---- SUPPLIED RECORDS
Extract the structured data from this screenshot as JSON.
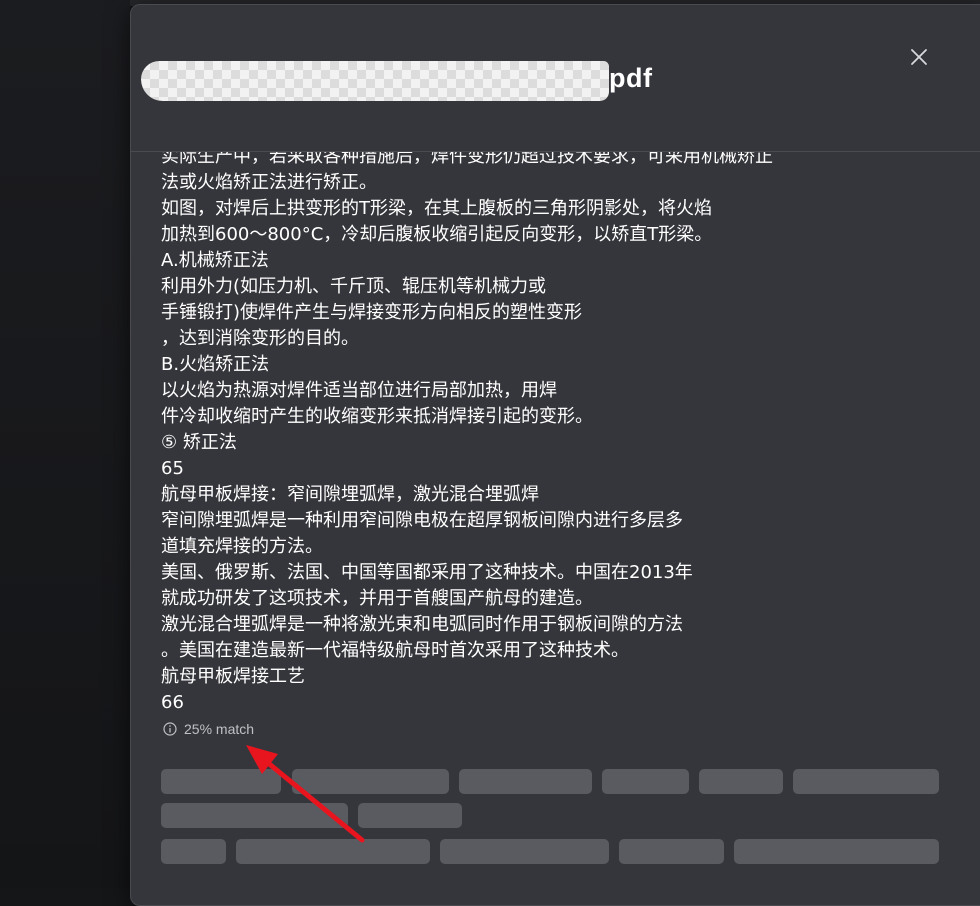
{
  "dialog": {
    "title": "pdf",
    "close_icon": "close-icon"
  },
  "document_lines": [
    "实际生产中，若采取各种措施后，焊件变形仍超过技术要求，可采用机械矫正",
    "法或火焰矫正法进行矫正。",
    "如图，对焊后上拱变形的T形梁，在其上腹板的三角形阴影处，将火焰",
    "加热到600～800°C，冷却后腹板收缩引起反向变形，以矫直T形梁。",
    "A.机械矫正法",
    "利用外力(如压力机、千斤顶、辊压机等机械力或",
    "手锤锻打)使焊件产生与焊接变形方向相反的塑性变形",
    "，达到消除变形的目的。",
    "B.火焰矫正法",
    "以火焰为热源对焊件适当部位进行局部加热，用焊",
    "件冷却收缩时产生的收缩变形来抵消焊接引起的变形。",
    "⑤ 矫正法",
    "65",
    "航母甲板焊接：窄间隙埋弧焊，激光混合埋弧焊",
    "窄间隙埋弧焊是一种利用窄间隙电极在超厚钢板间隙内进行多层多",
    "道填充焊接的方法。",
    "美国、俄罗斯、法国、中国等国都采用了这种技术。中国在2013年",
    "就成功研发了这项技术，并用于首艘国产航母的建造。",
    "激光混合埋弧焊是一种将激光束和电弧同时作用于钢板间隙的方法",
    "。美国在建造最新一代福特级航母时首次采用了这种技术。",
    "航母甲板焊接工艺",
    "66"
  ],
  "match": {
    "icon": "info-icon",
    "label": "25% match"
  },
  "colors": {
    "dialog_bg": "#35363b",
    "text": "#ffffff",
    "muted_text": "#bfc0c4",
    "chip_placeholder": "#5a5b60",
    "annotation_arrow": "#e8141e"
  }
}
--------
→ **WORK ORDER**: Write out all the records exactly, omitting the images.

→ **SOLUTION FOR THIS EXERCISE**:
Extract the structured data from this screenshot as JSON.
{
  "dialog": {
    "title": "pdf",
    "close_icon": "close-icon"
  },
  "document_lines": [
    "实际生产中，若采取各种措施后，焊件变形仍超过技术要求，可采用机械矫正",
    "法或火焰矫正法进行矫正。",
    "如图，对焊后上拱变形的T形梁，在其上腹板的三角形阴影处，将火焰",
    "加热到600～800°C，冷却后腹板收缩引起反向变形，以矫直T形梁。",
    "A.机械矫正法",
    "利用外力(如压力机、千斤顶、辊压机等机械力或",
    "手锤锻打)使焊件产生与焊接变形方向相反的塑性变形",
    "，达到消除变形的目的。",
    "B.火焰矫正法",
    "以火焰为热源对焊件适当部位进行局部加热，用焊",
    "件冷却收缩时产生的收缩变形来抵消焊接引起的变形。",
    "⑤ 矫正法",
    "65",
    "航母甲板焊接：窄间隙埋弧焊，激光混合埋弧焊",
    "窄间隙埋弧焊是一种利用窄间隙电极在超厚钢板间隙内进行多层多",
    "道填充焊接的方法。",
    "美国、俄罗斯、法国、中国等国都采用了这种技术。中国在2013年",
    "就成功研发了这项技术，并用于首艘国产航母的建造。",
    "激光混合埋弧焊是一种将激光束和电弧同时作用于钢板间隙的方法",
    "。美国在建造最新一代福特级航母时首次采用了这种技术。",
    "航母甲板焊接工艺",
    "66"
  ],
  "match": {
    "icon": "info-icon",
    "label": "25% match"
  },
  "colors": {
    "dialog_bg": "#35363b",
    "text": "#ffffff",
    "muted_text": "#bfc0c4",
    "chip_placeholder": "#5a5b60",
    "annotation_arrow": "#e8141e"
  }
}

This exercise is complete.